JOHNSBURG - Nearly every chair in the Johnsburg Central School (JCS) cafetorium was home to a body on Tuesday evening as the JCS school board addressed the issue of their recently failed budget.
At the conclusion, the board voted to approve its proposed contingency budget for the 2010-2011 school year.
On May 18, the proposed budget failed by a margin of 264-408. That budget proposed a .95 percent spending increase and a 4-5 percent tax levy increase.
The increases were met with much community opposition over the past several weeks. A citizens budget committee formed to protest tax increases with members including Bruce Ashline, Pat Cunningham, David Braley, George Heim, Sally Heidrich, Bert Miner, Tony Moro, Susan Murante, Margaret Prashaw, Carol Richards and Richard Stewart.
The contingency plan includes and $10,062,415 total budget, which translates to a .67 percent or $67,153 increase from the 2009-2010 budget. These changes present a 3.5-4.5 percent tax levy increase to $5,918,217.
During Tuesday's meeting, the board presented three options including putting the original proposed budget back up to vote, putting an amended budget that would have included significant personnel and program cuts to a vote or approving the proposed contingency budget.
"We have received many request to put the original budget back up to vote," said Superintendent Mike Markwica.
The contingency budget, however, was approved unanimously, but not without considerable conversation.
"We weighed the long term effects of the budget against our mission statement, dedicated to providing an excellent education as well as our financial responsibility," said board president, William Conner.
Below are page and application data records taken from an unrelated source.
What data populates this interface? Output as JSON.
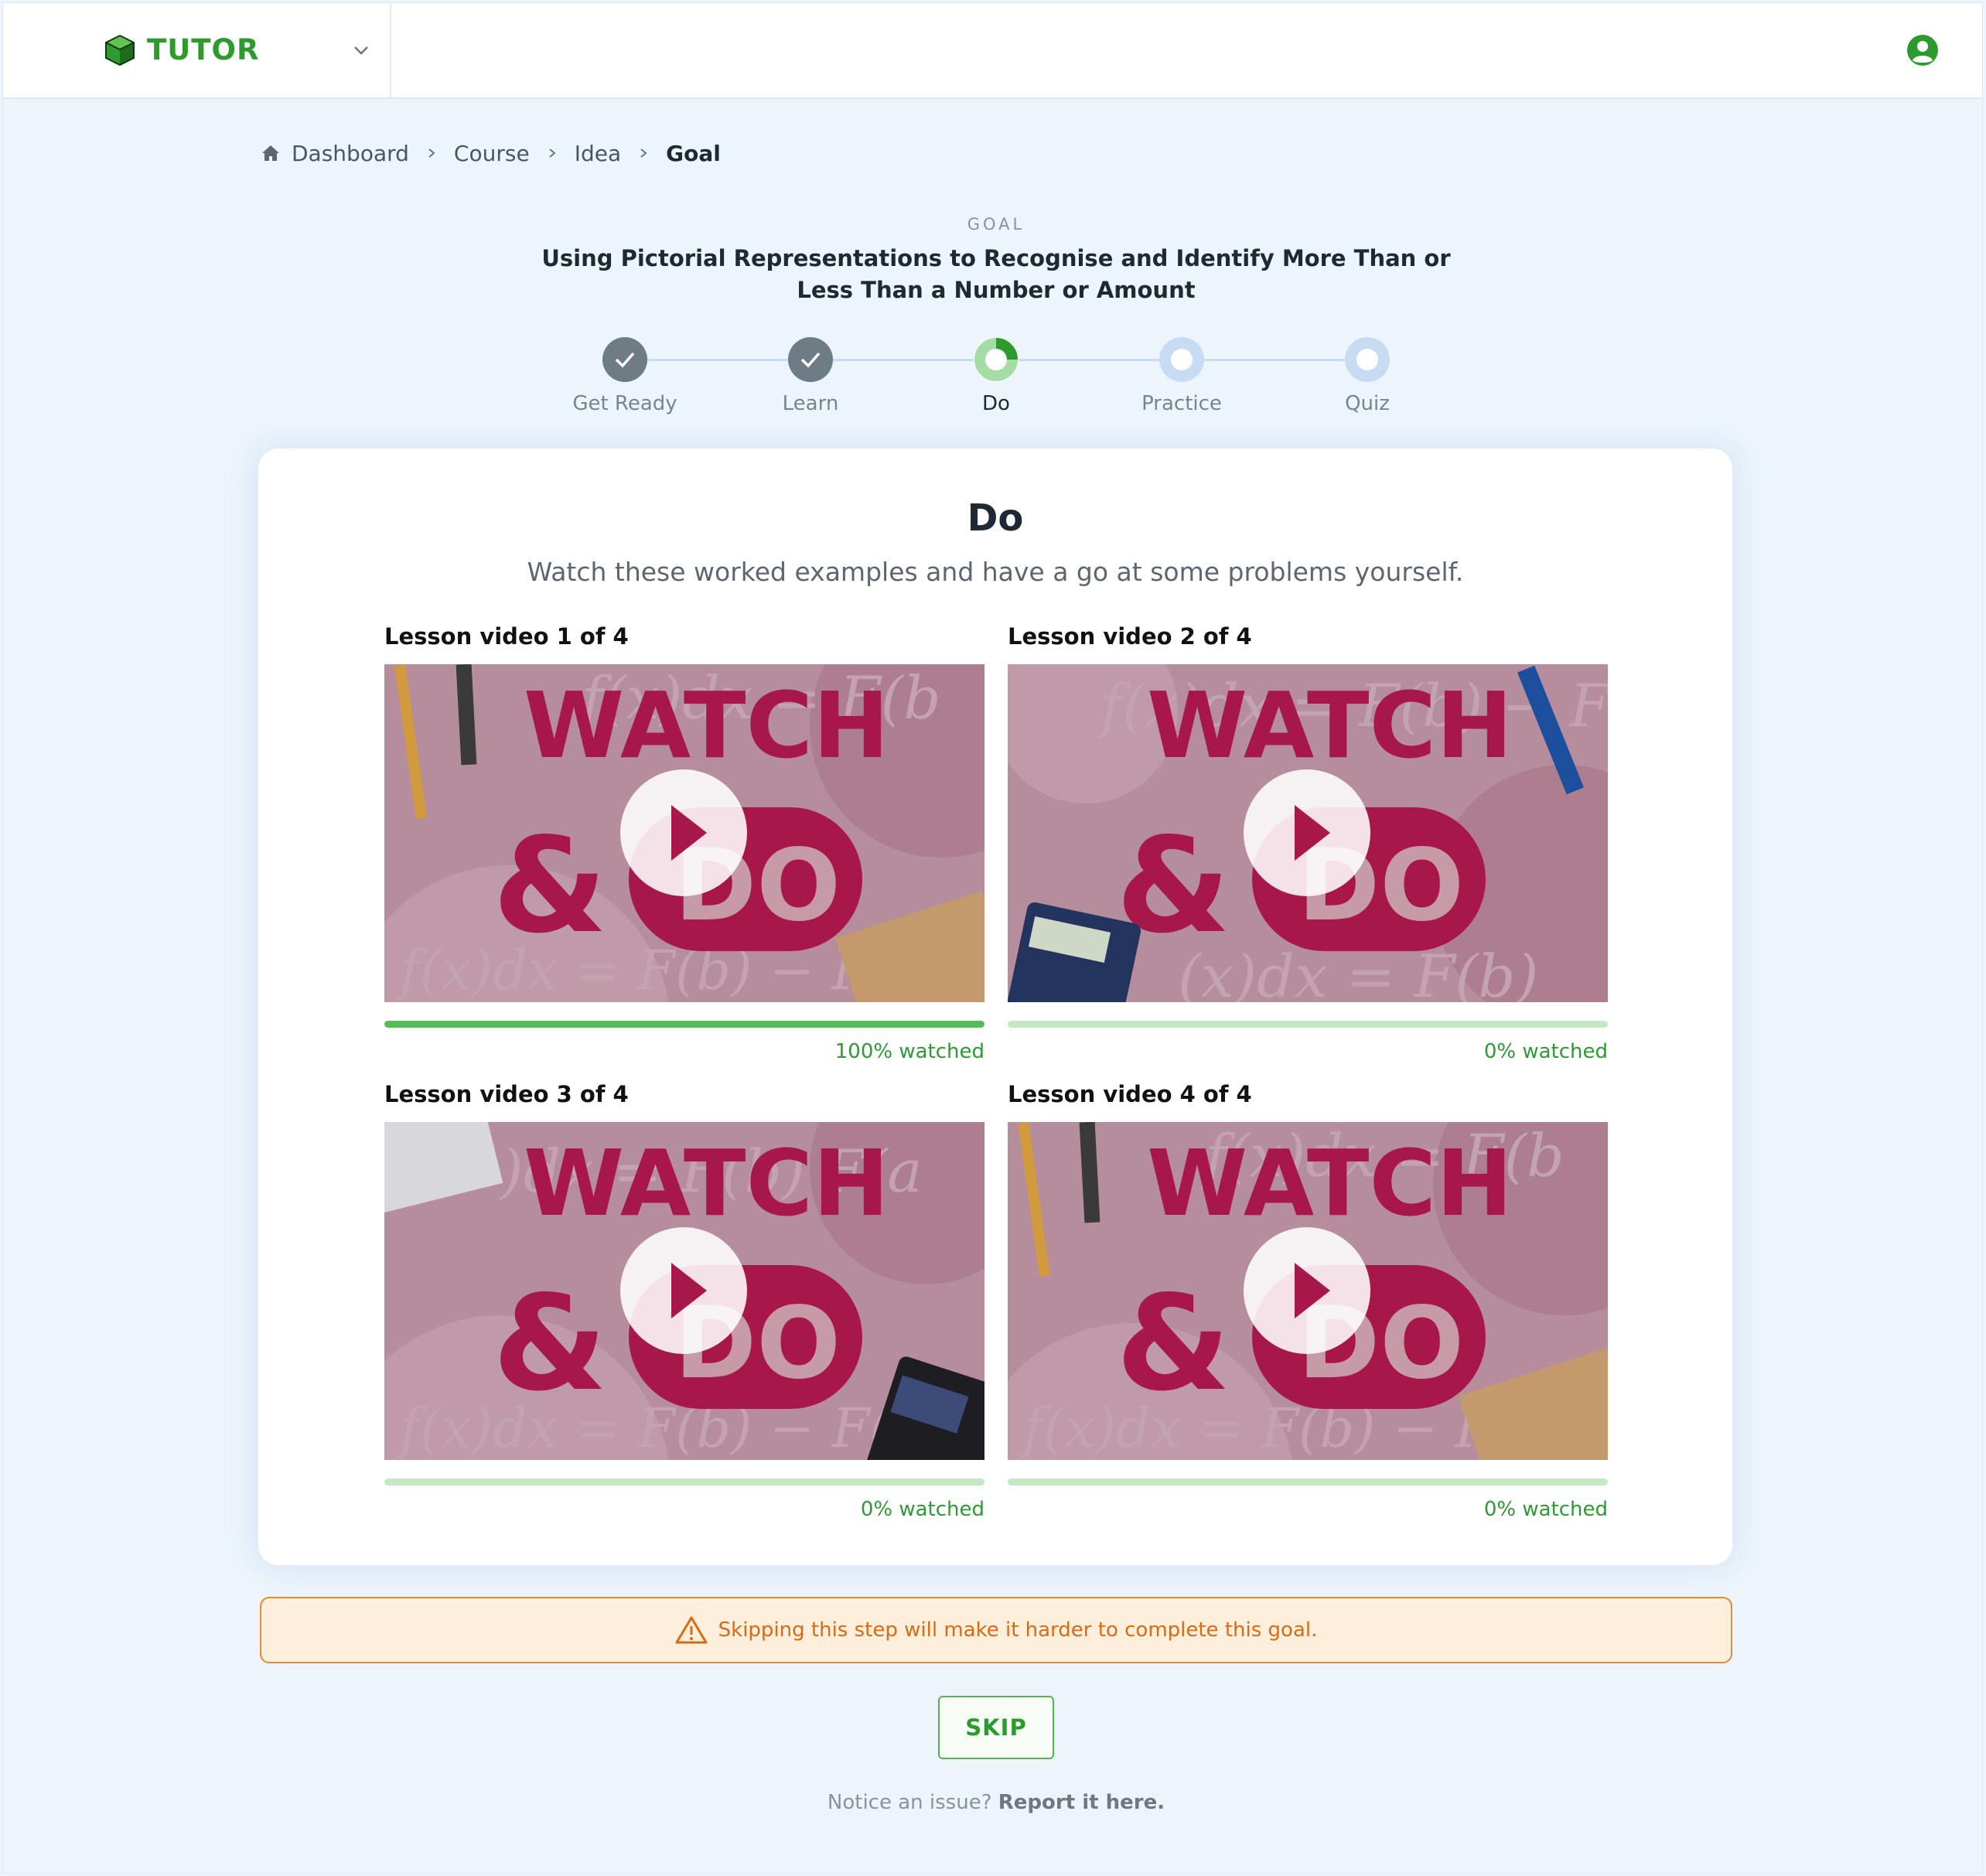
{
  "header": {
    "brand_name": "TUTOR",
    "brand_color": "#2c9a2c",
    "logo_icon": "green-cube-icon",
    "menu_icon": "chevron-down-icon",
    "user_icon": "account-circle-icon"
  },
  "breadcrumb": {
    "items": [
      "Dashboard",
      "Course",
      "Idea"
    ],
    "current": "Goal"
  },
  "goal": {
    "label": "GOAL",
    "title": "Using Pictorial Representations to Recognise and Identify More Than or Less Than a Number or Amount"
  },
  "stepper": {
    "steps": [
      {
        "label": "Get Ready",
        "state": "completed"
      },
      {
        "label": "Learn",
        "state": "completed"
      },
      {
        "label": "Do",
        "state": "active"
      },
      {
        "label": "Practice",
        "state": "pending"
      },
      {
        "label": "Quiz",
        "state": "pending"
      }
    ]
  },
  "card": {
    "title": "Do",
    "subtitle": "Watch these worked examples and have a go at some problems yourself.",
    "videos": [
      {
        "title": "Lesson video 1 of 4",
        "thumb_line1": "WATCH",
        "thumb_line2": "&",
        "thumb_line3": "DO",
        "progress": 1.0,
        "watched_label": "100% watched"
      },
      {
        "title": "Lesson video 2 of 4",
        "thumb_line1": "WATCH",
        "thumb_line2": "&",
        "thumb_line3": "DO",
        "progress": 0.0,
        "watched_label": "0% watched"
      },
      {
        "title": "Lesson video 3 of 4",
        "thumb_line1": "WATCH",
        "thumb_line2": "&",
        "thumb_line3": "DO",
        "progress": 0.0,
        "watched_label": "0% watched"
      },
      {
        "title": "Lesson video 4 of 4",
        "thumb_line1": "WATCH",
        "thumb_line2": "&",
        "thumb_line3": "DO",
        "progress": 0.0,
        "watched_label": "0% watched"
      }
    ]
  },
  "warning": {
    "icon": "warning-triangle-icon",
    "text": "Skipping this step will make it harder to complete this goal."
  },
  "skip_label": "SKIP",
  "report": {
    "prefix": "Notice an issue?",
    "link": "Report it here."
  },
  "colors": {
    "accent_green": "#2c9a2c",
    "progress_full": "#55bd55",
    "progress_track": "#c4e7c4",
    "warning_border": "#e68a35",
    "warning_bg": "#fdefdb",
    "thumb_magenta": "#a8174a"
  }
}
The contingency budget was still met with some opposition concerning the overall cost and specific concerns including the proposed pre-k program.
"We need to know how the contingency budget solves the problems of the first proposed budget," said Moro.
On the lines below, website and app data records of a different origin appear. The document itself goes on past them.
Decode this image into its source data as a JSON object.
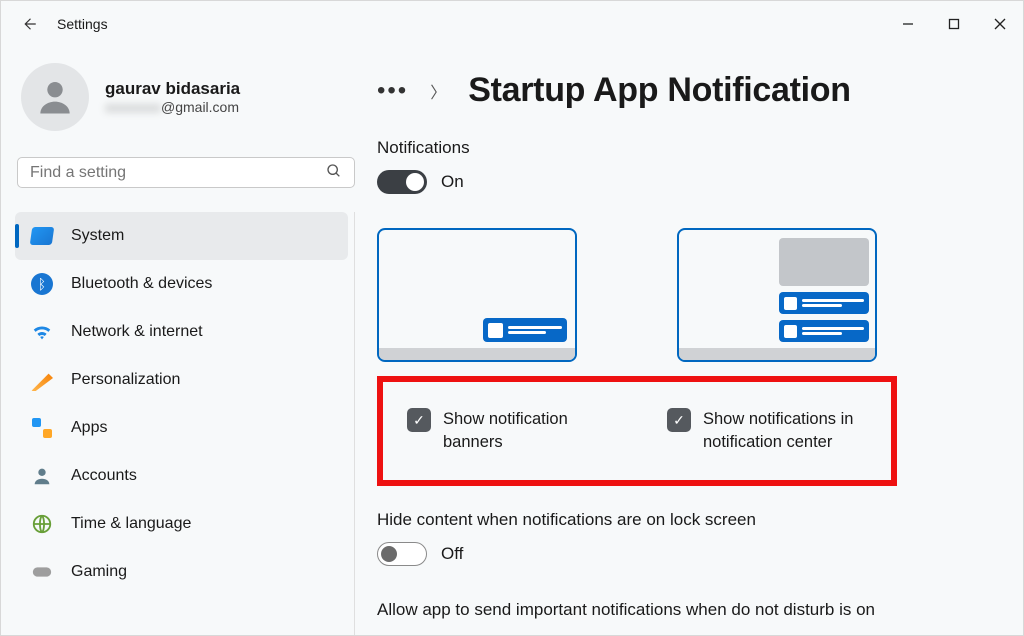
{
  "window": {
    "title": "Settings"
  },
  "user": {
    "name": "gaurav bidasaria",
    "email_masked": "xxxxxxxx",
    "email_domain": "@gmail.com"
  },
  "search": {
    "placeholder": "Find a setting"
  },
  "sidebar": {
    "items": [
      {
        "label": "System",
        "selected": true
      },
      {
        "label": "Bluetooth & devices",
        "selected": false
      },
      {
        "label": "Network & internet",
        "selected": false
      },
      {
        "label": "Personalization",
        "selected": false
      },
      {
        "label": "Apps",
        "selected": false
      },
      {
        "label": "Accounts",
        "selected": false
      },
      {
        "label": "Time & language",
        "selected": false
      },
      {
        "label": "Gaming",
        "selected": false
      }
    ]
  },
  "header": {
    "page_title": "Startup App Notification"
  },
  "main": {
    "notifications_label": "Notifications",
    "notifications_toggle_state": "On",
    "checkbox1": "Show notification banners",
    "checkbox2": "Show notifications in notification center",
    "hide_content_label": "Hide content when notifications are on lock screen",
    "hide_content_toggle_state": "Off",
    "allow_important_label": "Allow app to send important notifications when do not disturb is on"
  }
}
Many community members attended the meeting to simply demand more information on the proposed budgets.
"We all need to get on the same page," said David Braley. "We must figure out a way to provide a good education while being fiscally responsible."
"All we ask is that you listen and work with us," said Richard Stewart to the JCS board.
Many rows of seating were filled with JCS students, who attended the meeting in support of the education that they feel they receive.
"We will lose opportunities through funding cuts," said senior Kelsey Williford.
Junior Ben Richards made the point that many schools of similar size have cut their budgets to an "affordable" amount. "Students from all over this region pay to come to JCS because of what we offer," he said.
Community members turned out to also support the board in their budget efforts.
"The board has done an admirable job," said John Slayback. "And all they have got in return is criticism."
Members of the board thanked the community for their concern and their input.
"We thank the people who showed, up for or against, and we want them to know that we are going to take their comments into consideration," said board member Mark Richards.